Samsung Galaxy S III users generate (uploading rather than downloading content) nearly four times the amount of data than iPhone 3G users, beating iPhone 5 users into third place on uplink data usage behind the Samsung Galaxy Note II. And in the rapidly growing tablet market, Samsung Tab 2 10.1 users are demanding 20 percent more data than iPad users. However, out of the 125 devices studied, users of the latest iPhone again proved the most voracious data consumers.

“Yet again we found that novel usage patterns, new technologies and regional idiosyncrasies are conspiring to make life increasingly difficult for mobile operators trying to meet evolving customer expectations,” study author and Arieso chief technology officer Michael Flanagan said in a statement. “The ability to conduct detailed analysis such as this is critical in giving operators a rich source of intelligence to help boost network performance and enrich user experience.”

The rise of LTE networks is pushing up overall data usage as they are able to handle more volume, but the report cautioned network operators need to continue building out and upgrading their data traffic capacities. Out of the top 10 most voracious devices (excluding dongles), six were smartphones, three tablets and one a phablet—a device that bridges the gap between a smartphone and a tablet. Tablet users landed in fourth, eighth and ninth place.

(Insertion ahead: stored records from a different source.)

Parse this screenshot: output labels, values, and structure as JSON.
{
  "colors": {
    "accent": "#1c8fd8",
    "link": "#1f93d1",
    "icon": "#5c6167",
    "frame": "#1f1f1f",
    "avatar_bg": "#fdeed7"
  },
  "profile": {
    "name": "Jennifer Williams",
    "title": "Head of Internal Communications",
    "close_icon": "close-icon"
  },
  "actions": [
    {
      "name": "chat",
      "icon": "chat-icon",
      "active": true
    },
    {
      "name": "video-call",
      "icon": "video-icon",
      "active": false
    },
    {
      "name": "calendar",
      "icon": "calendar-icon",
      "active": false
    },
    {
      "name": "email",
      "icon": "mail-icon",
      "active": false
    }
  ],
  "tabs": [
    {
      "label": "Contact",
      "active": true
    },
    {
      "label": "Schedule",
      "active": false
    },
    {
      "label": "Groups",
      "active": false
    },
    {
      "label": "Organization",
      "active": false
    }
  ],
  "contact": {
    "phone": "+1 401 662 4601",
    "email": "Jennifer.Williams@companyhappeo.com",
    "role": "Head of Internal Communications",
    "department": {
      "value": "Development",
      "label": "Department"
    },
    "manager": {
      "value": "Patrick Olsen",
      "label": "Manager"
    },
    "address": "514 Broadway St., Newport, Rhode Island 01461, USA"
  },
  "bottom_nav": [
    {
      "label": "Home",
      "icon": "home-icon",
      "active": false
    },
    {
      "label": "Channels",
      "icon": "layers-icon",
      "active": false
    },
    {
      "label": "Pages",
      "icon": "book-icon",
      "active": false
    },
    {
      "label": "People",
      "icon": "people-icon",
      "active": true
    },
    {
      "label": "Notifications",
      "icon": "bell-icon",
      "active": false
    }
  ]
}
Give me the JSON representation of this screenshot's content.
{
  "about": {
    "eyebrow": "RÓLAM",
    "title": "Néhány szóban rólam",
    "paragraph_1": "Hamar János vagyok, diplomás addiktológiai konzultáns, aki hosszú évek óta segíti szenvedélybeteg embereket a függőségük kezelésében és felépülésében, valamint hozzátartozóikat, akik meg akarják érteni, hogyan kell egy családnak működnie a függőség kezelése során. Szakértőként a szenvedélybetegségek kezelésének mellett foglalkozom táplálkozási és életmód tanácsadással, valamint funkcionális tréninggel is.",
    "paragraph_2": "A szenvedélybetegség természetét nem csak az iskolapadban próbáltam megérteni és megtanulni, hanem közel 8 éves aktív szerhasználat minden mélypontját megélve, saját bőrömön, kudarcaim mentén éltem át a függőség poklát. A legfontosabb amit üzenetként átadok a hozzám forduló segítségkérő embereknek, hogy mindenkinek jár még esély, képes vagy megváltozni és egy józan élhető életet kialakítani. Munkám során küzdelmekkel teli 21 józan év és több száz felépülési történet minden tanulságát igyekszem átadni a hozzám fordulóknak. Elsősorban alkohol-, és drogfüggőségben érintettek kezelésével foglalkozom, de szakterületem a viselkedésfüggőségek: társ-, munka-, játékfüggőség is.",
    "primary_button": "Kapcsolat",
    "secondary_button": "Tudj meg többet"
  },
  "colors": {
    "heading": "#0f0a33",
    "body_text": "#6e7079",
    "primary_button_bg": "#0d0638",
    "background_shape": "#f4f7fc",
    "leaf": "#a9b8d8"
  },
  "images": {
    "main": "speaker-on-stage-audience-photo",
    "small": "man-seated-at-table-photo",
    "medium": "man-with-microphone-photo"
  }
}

“This is pretty counter-intuitive, but it seems the capabilities of the newest smartphones – not tablets - are unleashing even greater user demand. Once you move away from raw consumption statistics, the most remarkable finding is the way in which people use smartphones and tablets,” Flanagan said. “Regardless of device type and operating system, there is very little variation in the usage ‘signature’ between smartphone users and between tablet users. From this we discover that voice-capable “phablets” – like the Samsung Galaxy Note II - are currently being used like smartphones, not tablets. If you can use it to make a phone call, the phablet won’t be much like a tablet at all.”